Exercise directions ::
Give the number of lines below that hold the string "meta", and nothing more.

Data supplied ::
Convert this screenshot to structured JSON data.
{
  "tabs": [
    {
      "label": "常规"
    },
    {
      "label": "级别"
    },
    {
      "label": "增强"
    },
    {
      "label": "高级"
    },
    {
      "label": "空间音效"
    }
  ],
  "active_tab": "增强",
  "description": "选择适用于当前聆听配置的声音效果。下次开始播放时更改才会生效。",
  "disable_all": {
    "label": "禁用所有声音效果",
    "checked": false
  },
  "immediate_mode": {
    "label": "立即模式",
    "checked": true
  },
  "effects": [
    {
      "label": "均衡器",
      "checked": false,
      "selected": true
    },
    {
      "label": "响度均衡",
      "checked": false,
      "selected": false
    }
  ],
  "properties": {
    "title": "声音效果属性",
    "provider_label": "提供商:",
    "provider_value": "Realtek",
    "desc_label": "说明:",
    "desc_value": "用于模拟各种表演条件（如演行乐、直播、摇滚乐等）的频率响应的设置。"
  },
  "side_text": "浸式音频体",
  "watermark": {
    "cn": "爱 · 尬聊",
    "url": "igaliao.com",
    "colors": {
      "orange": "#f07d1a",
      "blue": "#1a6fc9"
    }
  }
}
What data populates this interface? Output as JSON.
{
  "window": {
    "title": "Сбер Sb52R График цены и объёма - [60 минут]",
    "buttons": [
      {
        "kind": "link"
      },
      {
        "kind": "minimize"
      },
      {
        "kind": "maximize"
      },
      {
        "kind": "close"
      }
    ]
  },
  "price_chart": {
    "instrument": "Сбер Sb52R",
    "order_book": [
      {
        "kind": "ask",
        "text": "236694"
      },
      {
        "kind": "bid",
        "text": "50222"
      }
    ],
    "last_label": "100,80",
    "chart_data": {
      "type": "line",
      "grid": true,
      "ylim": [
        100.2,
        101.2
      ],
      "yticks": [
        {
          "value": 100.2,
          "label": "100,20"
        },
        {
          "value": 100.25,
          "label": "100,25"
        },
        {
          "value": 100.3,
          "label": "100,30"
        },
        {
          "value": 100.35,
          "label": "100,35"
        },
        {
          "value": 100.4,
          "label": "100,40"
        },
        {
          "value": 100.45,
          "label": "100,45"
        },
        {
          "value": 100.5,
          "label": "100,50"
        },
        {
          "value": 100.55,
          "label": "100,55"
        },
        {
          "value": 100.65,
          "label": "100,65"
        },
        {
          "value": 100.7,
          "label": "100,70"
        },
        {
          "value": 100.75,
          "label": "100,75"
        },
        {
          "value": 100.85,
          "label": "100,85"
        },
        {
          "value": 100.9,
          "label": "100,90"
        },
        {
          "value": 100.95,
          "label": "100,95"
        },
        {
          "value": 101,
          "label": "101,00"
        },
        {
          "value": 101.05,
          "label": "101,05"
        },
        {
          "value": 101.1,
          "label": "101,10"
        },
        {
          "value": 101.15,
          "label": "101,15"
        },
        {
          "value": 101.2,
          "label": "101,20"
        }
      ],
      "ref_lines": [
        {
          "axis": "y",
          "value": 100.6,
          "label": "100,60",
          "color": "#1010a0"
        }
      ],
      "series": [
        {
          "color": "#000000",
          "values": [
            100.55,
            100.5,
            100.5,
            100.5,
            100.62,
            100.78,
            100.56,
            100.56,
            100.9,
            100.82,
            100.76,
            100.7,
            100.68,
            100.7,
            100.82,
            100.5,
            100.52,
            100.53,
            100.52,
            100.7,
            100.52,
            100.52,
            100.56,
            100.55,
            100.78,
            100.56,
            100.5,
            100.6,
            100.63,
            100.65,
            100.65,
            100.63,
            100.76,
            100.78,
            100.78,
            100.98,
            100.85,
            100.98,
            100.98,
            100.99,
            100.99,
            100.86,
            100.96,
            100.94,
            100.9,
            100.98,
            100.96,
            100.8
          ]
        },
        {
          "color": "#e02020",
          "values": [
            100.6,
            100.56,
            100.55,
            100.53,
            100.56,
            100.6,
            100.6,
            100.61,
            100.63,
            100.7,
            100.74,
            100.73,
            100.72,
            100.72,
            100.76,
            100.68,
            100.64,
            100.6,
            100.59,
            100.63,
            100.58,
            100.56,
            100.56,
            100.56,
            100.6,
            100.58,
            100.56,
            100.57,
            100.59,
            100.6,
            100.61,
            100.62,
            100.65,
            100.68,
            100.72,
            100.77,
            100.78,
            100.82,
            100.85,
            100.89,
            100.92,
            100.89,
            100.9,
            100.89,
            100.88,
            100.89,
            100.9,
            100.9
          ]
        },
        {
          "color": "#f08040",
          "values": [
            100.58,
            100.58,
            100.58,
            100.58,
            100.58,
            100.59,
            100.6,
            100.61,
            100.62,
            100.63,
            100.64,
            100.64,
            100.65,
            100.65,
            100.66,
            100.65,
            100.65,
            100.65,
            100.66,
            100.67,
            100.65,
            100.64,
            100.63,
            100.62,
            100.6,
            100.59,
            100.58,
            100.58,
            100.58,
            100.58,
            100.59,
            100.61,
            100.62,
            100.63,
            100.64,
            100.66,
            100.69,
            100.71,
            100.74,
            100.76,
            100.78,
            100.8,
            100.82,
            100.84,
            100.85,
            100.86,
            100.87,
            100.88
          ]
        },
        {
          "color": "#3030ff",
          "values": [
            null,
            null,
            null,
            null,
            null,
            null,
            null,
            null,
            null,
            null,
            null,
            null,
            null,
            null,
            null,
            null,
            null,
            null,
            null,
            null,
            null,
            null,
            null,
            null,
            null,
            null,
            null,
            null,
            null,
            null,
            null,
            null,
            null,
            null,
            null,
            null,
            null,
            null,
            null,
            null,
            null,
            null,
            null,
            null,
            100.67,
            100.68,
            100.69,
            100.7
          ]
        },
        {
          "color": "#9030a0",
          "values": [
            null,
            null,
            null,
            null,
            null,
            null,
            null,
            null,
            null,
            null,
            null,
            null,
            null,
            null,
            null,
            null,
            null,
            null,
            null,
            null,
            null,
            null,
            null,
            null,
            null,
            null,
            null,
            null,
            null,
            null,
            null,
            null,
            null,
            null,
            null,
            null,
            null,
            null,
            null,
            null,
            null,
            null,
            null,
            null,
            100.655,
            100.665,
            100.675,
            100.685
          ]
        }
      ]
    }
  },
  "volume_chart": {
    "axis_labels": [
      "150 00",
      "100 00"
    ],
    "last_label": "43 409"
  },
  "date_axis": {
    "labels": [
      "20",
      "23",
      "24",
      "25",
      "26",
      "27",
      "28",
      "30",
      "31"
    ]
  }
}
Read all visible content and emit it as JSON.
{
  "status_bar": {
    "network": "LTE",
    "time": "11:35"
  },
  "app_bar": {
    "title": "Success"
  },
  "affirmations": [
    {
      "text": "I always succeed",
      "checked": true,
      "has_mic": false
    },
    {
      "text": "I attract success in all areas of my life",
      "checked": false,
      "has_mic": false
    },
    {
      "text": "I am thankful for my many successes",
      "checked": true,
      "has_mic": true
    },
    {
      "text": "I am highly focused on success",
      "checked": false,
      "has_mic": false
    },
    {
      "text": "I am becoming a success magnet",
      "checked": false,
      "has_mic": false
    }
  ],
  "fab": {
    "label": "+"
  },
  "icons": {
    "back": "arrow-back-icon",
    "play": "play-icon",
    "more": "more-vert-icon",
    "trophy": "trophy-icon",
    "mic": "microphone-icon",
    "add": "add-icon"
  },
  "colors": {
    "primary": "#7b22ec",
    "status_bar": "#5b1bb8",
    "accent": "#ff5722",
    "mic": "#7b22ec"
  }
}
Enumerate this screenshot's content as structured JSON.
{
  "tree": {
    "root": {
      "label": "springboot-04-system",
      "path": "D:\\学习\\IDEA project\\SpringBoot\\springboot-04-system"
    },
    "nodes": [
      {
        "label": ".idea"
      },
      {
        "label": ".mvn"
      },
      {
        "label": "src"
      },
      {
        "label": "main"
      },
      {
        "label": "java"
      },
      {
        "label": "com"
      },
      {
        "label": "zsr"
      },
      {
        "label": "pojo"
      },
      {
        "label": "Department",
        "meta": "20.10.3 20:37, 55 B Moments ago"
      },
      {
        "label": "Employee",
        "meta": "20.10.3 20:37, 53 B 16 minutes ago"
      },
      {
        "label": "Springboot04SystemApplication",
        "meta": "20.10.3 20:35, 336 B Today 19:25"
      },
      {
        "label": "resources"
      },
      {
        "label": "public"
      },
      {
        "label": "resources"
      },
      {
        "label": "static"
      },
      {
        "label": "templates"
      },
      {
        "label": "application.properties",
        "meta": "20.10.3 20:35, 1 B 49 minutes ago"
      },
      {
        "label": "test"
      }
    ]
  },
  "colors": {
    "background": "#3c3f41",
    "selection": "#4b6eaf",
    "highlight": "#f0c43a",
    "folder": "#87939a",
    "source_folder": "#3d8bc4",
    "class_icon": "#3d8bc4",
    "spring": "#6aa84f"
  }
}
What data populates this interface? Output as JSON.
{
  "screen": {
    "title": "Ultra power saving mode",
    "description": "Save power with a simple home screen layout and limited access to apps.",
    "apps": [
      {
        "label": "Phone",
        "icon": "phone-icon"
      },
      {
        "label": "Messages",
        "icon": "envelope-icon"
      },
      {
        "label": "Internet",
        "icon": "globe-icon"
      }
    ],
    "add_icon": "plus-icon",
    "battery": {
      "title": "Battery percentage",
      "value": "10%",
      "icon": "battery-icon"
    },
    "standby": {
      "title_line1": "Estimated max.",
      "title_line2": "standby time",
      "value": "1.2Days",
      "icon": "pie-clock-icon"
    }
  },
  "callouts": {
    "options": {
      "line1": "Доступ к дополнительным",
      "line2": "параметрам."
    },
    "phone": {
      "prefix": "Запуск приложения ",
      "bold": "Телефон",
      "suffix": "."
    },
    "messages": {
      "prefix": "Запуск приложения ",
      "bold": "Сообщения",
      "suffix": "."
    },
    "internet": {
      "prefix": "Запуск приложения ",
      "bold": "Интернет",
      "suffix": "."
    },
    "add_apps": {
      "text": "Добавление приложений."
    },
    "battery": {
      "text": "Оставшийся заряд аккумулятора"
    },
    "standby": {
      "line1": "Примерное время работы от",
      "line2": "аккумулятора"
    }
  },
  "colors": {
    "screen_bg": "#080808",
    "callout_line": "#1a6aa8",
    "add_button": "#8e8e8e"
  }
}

Response to this exercise ::
4